Some of the negatives are in abysmal condition. So much so that there is complete image loss where the silver salts and gelatine have come into contact with damp/fluctuating temperature/relative humidity during their time in the basement. The original envelopes which the negatives were housed in ended up sticking to the emulsion and fibre removal is near impossible without removing the emulsion- a conservation nightmare! Emma, Ellie & Rebecca had hoped that the MSI may be able to detect whether any image was present on the negative.
Emma Bonson observing new information on an envelope.

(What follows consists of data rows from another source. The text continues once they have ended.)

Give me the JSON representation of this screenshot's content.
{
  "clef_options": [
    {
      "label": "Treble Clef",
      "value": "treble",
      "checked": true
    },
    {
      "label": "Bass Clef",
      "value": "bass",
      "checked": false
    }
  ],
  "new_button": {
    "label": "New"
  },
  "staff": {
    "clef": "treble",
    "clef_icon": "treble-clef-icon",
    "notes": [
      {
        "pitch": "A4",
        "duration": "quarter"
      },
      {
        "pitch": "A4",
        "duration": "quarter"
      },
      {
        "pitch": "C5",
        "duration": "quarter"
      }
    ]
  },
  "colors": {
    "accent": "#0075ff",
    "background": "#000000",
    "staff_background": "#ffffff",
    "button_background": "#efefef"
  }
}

Many of the original envelopes also have writing on the envelope which is vital to understanding the collection. Some of the writing on the envelopes has faded, is too difficult to read or has become obscured over time meaning important information loss. We selected a few envelopes for investigation.
We tested one negative that had adhered to the envelope to try and see if we could see an image through the envelope, unfortunately in this case the MSI did not detect any subjects in the picture. However the MSI was very useful in viewing the faded writing on another envelope which was not visible to the human eye. “Bottleyew walk, Downs Convent, Hayle” was detected under the MSI which was extremely exciting as it gave us a wealth of information that we did not have before! This also made sense to us as there are other negatives taken at Down’s Convent. Success!
Envelope with faded writing and MSI image showing enhancement of writing
We tried another negative which we viewed from the non-emulsion side which we had removed the front section of envelope but the back piece was still adhered to the emulsion surface. When the negative is observed under normal lighting there is barely no image present – just a black surface. However, under a yellow light with a wavelength of 590 we were able to see much more of the image than previously. We observed a rather grandiose room filled with a fire place, portraits, frames, a table with a Gramophone on, a wicker basket, a bookcase and a telephone. We were all blown over with how much we could see.
Viewing the negative with the naked eye (left) and positive detail of the negative under the MSI
Thanks go to Dr Lynda Skipper for arranging for Hollie Morgan to come and work with us. It was a great experience to meet Holly and to see what astounding work her microscope can do!